I scanned around until I located one of the young osprey sitting on the line of a ship docked at the port.
It cried a bit then flew off in the direction of the fishing grounds just over a small rise where the river pours into the sea.
I packed it up and went to see what the family was up to on the other side and it was like a different world.
At low tide, pools of water glittered on the mud flats. Rather than concrete and metal of the nest site, it was all water and trees.
The location of the nest was pretty unpicturesque but the fishing grounds were gorgeous and situated in such a way that I thought the parents could keep an eye on the nest while foraging.
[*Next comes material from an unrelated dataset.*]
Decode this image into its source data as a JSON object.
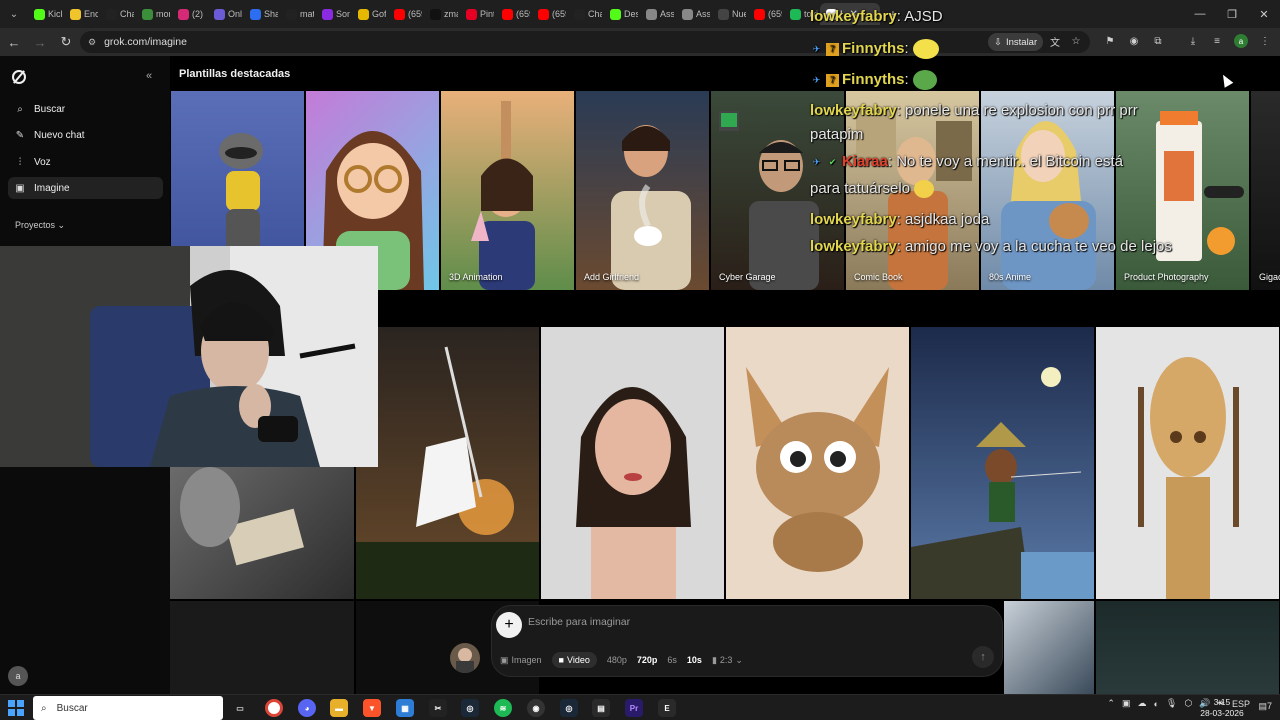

If so, both male and female would be able to provision the chicks earlier in the season. The typical osprey nest sees the female standing guard against chick-eating predators for months while the male runs himself ragged feeding the whole family.
If this pair have found a way to do both at once, that would be a significant advantage.
That would make an extremely interesting research project.
The fact that all four birds now spend time at the estuary means they may not be at the nest anymore. They are much more difficult to spot spread out over a large bay than sitting on top of a light standard.
Soon they'll be headed south. Osprey I've watched previously depart in early September for their wintering grounds in central and south America.
I may see them again, or I may have to wait until next spring.